Epistemological anarchism

Epistemological anarchism is an epistemological theory advanced by Austrian philosopher of science Paul Feyerabend which holds that there are no useful and exception-free methodological rules governing the progress of science or the growth of knowledge. It holds that the idea of the operation of science by fixed, universal rules is unrealistic, pernicious, and detrimental to science itself.[1]

The use of the term anarchism in the name reflected the methodological pluralism prescription of the theory, as the purported scientific method does not have a monopoly on truth or useful results. Feyerabend felt that science started as a liberating movement, but over time it had become increasingly dogmatic and rigid, and therefore had become increasingly an ideology and despite its successes science had started to attain some oppressive features and it was not possible to come up with an unambiguous way to distinguish science from religion, magic, or mythology.

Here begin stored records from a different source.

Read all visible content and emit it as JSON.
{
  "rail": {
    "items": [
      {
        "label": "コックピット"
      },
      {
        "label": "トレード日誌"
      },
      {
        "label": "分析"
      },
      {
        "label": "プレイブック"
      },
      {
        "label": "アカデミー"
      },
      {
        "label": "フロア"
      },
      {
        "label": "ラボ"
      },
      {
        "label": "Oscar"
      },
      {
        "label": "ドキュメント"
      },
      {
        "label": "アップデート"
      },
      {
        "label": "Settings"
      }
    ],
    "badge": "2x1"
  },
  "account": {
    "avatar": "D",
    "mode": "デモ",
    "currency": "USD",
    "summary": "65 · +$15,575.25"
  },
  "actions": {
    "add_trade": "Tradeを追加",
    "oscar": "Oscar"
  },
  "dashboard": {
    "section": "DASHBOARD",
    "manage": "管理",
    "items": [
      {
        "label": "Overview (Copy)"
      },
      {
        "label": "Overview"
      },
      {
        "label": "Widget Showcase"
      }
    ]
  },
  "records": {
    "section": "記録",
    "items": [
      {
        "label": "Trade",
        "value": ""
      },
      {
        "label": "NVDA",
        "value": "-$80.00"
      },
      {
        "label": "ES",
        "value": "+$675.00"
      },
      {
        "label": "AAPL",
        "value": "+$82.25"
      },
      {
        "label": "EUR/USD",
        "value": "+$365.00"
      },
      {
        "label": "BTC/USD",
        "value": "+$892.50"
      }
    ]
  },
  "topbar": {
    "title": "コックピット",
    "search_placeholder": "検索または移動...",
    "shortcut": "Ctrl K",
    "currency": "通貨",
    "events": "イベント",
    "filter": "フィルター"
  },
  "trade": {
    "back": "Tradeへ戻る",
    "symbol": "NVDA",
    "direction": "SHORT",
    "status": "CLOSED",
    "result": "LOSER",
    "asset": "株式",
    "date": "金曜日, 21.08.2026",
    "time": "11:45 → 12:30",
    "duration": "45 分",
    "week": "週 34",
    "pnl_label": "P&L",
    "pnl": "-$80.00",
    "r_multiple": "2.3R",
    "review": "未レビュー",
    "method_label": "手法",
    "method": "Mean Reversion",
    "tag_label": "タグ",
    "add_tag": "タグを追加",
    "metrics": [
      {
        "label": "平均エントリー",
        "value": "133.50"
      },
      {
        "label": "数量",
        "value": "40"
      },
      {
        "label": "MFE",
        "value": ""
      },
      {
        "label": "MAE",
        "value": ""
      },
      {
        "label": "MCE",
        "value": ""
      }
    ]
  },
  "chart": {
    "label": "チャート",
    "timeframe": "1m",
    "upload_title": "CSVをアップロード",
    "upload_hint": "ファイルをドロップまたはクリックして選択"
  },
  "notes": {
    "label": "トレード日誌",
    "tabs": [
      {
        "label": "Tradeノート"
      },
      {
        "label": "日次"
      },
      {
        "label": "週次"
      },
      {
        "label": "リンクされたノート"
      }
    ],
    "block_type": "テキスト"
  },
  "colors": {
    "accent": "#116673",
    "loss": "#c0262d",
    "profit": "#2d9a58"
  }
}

He felt the exclusive dominance of science as a means of directing society was authoritarian and ungrounded.[1] Promulgation of the theory earned Feyerabend the title of "the worst enemy of science" from his detractors.[2]